Just before the elections, Zapata had offered to acquire the 60 percent of Envirodyne common stock that it does not own already, for $8 per share, or about $69.8 million — half in cash, half in stock. It also said it would assume all $524 million of Envirodyne's debt.
That offer was the climax of a bitter proxy fight that had pitted Zapata against Envirodyne management. Edward Gustafson, Envirodyne chairman, president and chief executive officer, said the fight was wasteful and cost Envirodyne several hundred thousand dollars in legal expenses.
Zapata officials did not return telephone calls.
Prior to the May 16 elections, Zapata had filed a lawsuit against Envirodyne seeking to block Envirodyne from removing Zapata's controlling stockholder, Malcolm Glazer, and his son, Avram Glazer, president and chief executive officer of Zapata, from Envirodyne's board of directors. Envirodyne countersued to stop Zapata from gaining control of Envirodyne.
With control of the board of directors, Zapata wanted to remove the company's stockholder rights plan, which makes a hostile acquisition of a company prohibitively expensive.
Zapata also proposed that three of Envirodyne's five shareholders be Zapata nominees — the Glazers and Robert Leffler Jr., who handles the Glazers' public relations.
Now that Envirodyne has control of the board, company spokesman Roy Wiley said he assumes the lawsuits will be withdrawn.
``The hearings weren't set to go until this fall,'' he said.
``We have said repeatedly that the board of directors is prepared to give careful consideration to Zapata or anyone else who makes a bona fide bid to acquire Envirodyne at a fair price,'' Gustafson said in a news release.
Oak Brook, Ill.-based Envirodyne also said it may change its name.
``We're not an environmental company. The name makes no sense,'' Gustafson said.
The company began in 1970 as a small pollution engineering and research firm. Since then, it acquired Wisconsin Steel Works from International Harvester Co. and several firms in the plastic products field.
Envirodyne's subsidiaries include Sandusky Plastics Inc., Clear Shield National Inc. and Viskase Corp., which make plastic cutlery, barrier films, drinking straws and food packaging.
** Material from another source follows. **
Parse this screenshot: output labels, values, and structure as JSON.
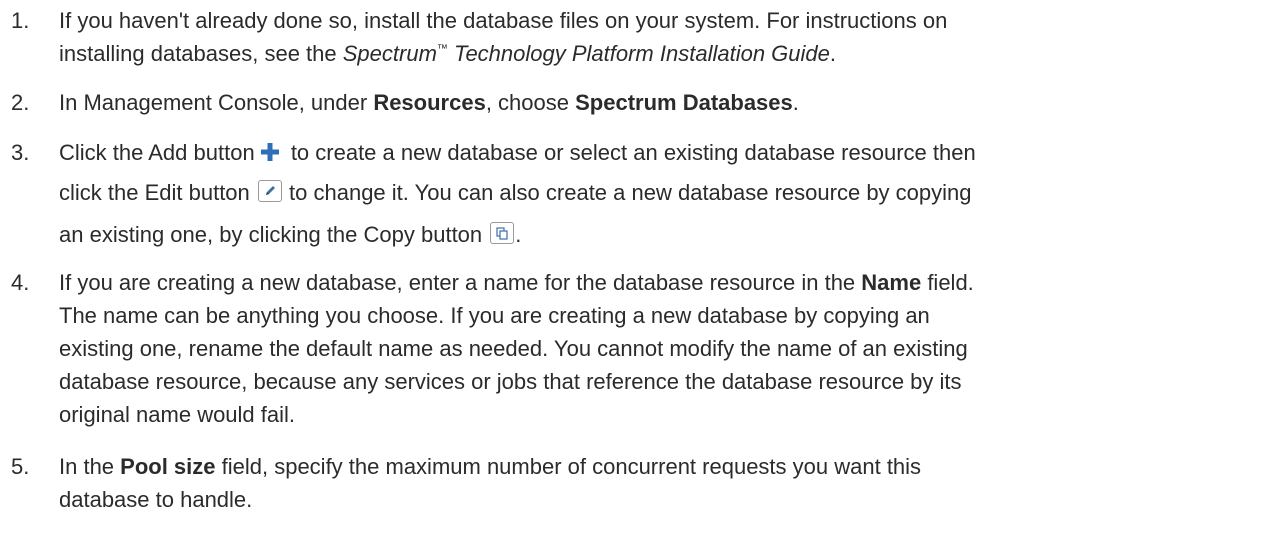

``We have several names in mind, and we're going through a legal search,'' Gustafson added. ``We should reach a decision in a few months, but it won't be to adopt one of our major subsidiary names.''